Deep Maps and Spatial Narratives
David J. Bodenhamer, John Corrigan, and Trevor M. Harris
Indiana University Press
256 Pages; Print, $30.00

I’ll be your dreamI’ll be your wish, I’ll be your fantasyI’ll be your hope, I’ll be your loveBe everything that you need

(“Truly Madly Deeply,” Savage Garden)

inline graphic Deep Mapping is a current cause célèbre amongst humanistic geographers and those interested in what has come to be termed the spatial humanities. Sessions at conferences, an increasing number of book-length studies, and a 2015 special issue of the journal Humanities have begun to explore the potential for Deep Maps to transform our representations of space and place. Making use of digital humanities tools such as GIS, Deep Maps engage with two strong current desires in the academy: to articulate the complex and many-layered nature of socially-constructed places, and to follow the siren call of the digital humanities (DH). More than merely a tool, Deep Mapping—in all its ill-defined nebulosity—has become itself the object of desire for a growing number of spatial humanists.

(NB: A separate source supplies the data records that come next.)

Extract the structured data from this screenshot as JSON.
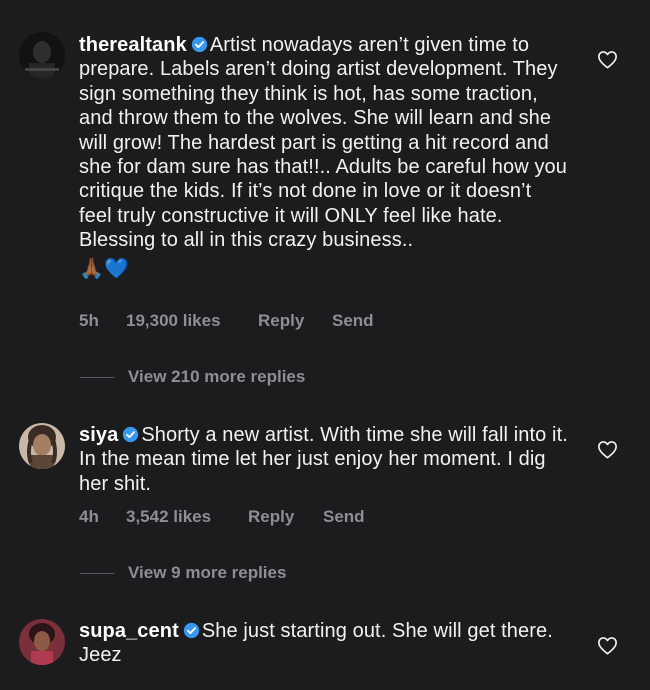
{
  "comments": [
    {
      "username": "therealtank",
      "text": "Artist nowadays aren’t given time to prepare. Labels aren’t doing artist development. They sign something they think is hot, has some traction, and throw them to the wolves. She will learn and she will grow! The hardest part is getting a hit record and she for dam sure has that!!.. Adults be careful how you critique the kids. If it’s not done in love or it doesn’t feel truly constructive it will ONLY feel like hate. Blessing to all in this crazy business..",
      "emoji": "🙏🏾💙",
      "time": "5h",
      "likes": "19,300 likes",
      "reply": "Reply",
      "send": "Send",
      "view_more": "View 210 more replies"
    },
    {
      "username": "siya",
      "text": "Shorty a new artist. With time she will fall into it. In the mean time let her just enjoy her moment. I dig her shit.",
      "time": "4h",
      "likes": "3,542 likes",
      "reply": "Reply",
      "send": "Send",
      "view_more": "View 9 more replies"
    },
    {
      "username": "supa_cent",
      "text": "She just starting out. She will get there. Jeez"
    }
  ],
  "colors": {
    "background": "#1c1c1e",
    "text": "#f2f2f2",
    "meta": "#8e8e93",
    "verified": "#3897f0"
  },
  "icons": [
    "verified-badge-icon",
    "heart-icon"
  ]
}
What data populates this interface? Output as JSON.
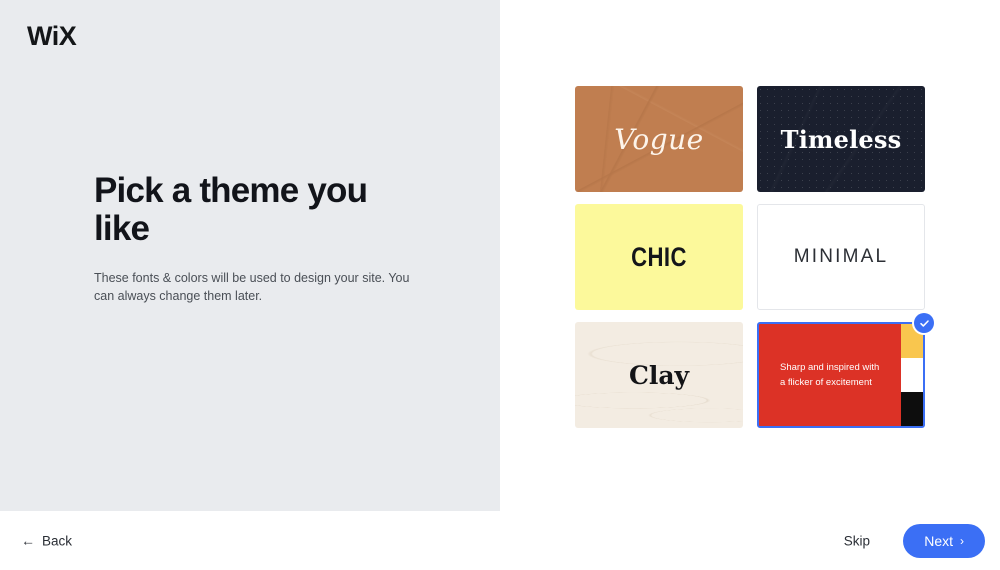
{
  "brand": {
    "logo_text": "WiX"
  },
  "left": {
    "headline": "Pick a theme you like",
    "subtext": "These fonts & colors will be used to design your site. You can always change them later."
  },
  "themes": [
    {
      "id": "vogue",
      "label": "Vogue",
      "bg": "#c07e50",
      "text_color": "#fdf4ea",
      "selected": false
    },
    {
      "id": "timeless",
      "label": "Timeless",
      "bg": "#1a1f2e",
      "text_color": "#ffffff",
      "selected": false
    },
    {
      "id": "chic",
      "label": "CHIC",
      "bg": "#fcf99b",
      "text_color": "#14161a",
      "selected": false
    },
    {
      "id": "minimal",
      "label": "MINIMAL",
      "bg": "#ffffff",
      "text_color": "#2c2f35",
      "selected": false
    },
    {
      "id": "clay",
      "label": "Clay",
      "bg": "#f3ece2",
      "text_color": "#131417",
      "selected": false
    },
    {
      "id": "sharp",
      "label": "Sharp and inspired with a flicker of excitement",
      "line1": "Sharp and inspired with",
      "line2": "a flicker of excitement",
      "bg": "#dc3226",
      "text_color": "#ffffff",
      "selected": true,
      "swatches": [
        "#f9c64e",
        "#ffffff",
        "#0d0d0d"
      ]
    }
  ],
  "footer": {
    "back_label": "Back",
    "back_arrow": "←",
    "skip_label": "Skip",
    "next_label": "Next",
    "next_chevron": "›"
  },
  "colors": {
    "panel_bg": "#e9ebee",
    "accent_blue": "#3b6ff5",
    "selection_border": "#3b6ff5"
  }
}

What are Deep Maps? How does Deep Mapping operate? What does it do? What does it produce? How do Deep Maps, “as a process, mode of practice, and a product” help in the humanistic project to articulate the meanings of places and spaces, and the processes by which they are produced? Deep Maps and Spatial Narratives, a 2015 collection edited by David J. Bodenhamer, John Corrigan, and Trevor M. Harris from the papers from a symposium held in Denver in 2012, takes up these questions in an attempt both to define Deep Maps, and also to demonstrate their range and variability. The editors begin by presenting the potential of Deep Mapping and the digital spatial humanities in a distinctly utopian light:, stating that “we stand at the threshold of what promises to be a new age of discovery in the humanities.” Recent developments integrating the representation of time into GIS representational techniques, they suggest, “promise a revolution in the ways we think about the past.” This, they argue, is the first of the many virtues of Deep Mapping as a concept: “In sum, how might we combine space, time, and place? It is here where the deep map becomes important, perhaps essential.” Temporality has long been a limitation of traditional cartography, and in the ability of digital maps to deploy temporal layers, as we see in such commonly used products as Google Earth, time becomes a dimension that can be represented as part of a Deep Map. But Deep Maps are more than just the addition of the temporal: “A deep map is simultaneously a platform, a process, and a product.” More than simply a representation technology, Deep Mapping here becomes figured as methodology, and explicitly as method that resistant to finality, to conclusion: “Framed as a conversation and not a statement, they are inherently unstable, continually unfolding and changing in response to new data, new perspectives, and new insights.” Deep Maps, as this volume demonstrates, remain elusive in definition, and various in application, form, and nature.

David J. Bodenhamer’s framing chapter for the collection, “Narrating Space and Place,” provides a useful critical history of the spatial turn, the social construction of space, and the problems associated with the cartographic representation of textual space and place. Despite the admitted limitations and distortions of the translation from text to visual representation, Bodenhamer makes his case for the utility of GIS and DH visualization technologies: “Within a GIS, users can discern relationships that make a complex world more immediately understandable by visually detecting patterns that remain hidden in texts and tables.” This is, of course, a complex and contentious issue within spatial humanist circles: while visualization can at times reveal such patterns, it can also present misleading distortions of textual data due to issues of nuance and context that can be lost in the translation–issues that are picked up on in later chapters of this collection. While Bodenhamer’s framing chapter is usefully comprehensive as an introduction, it...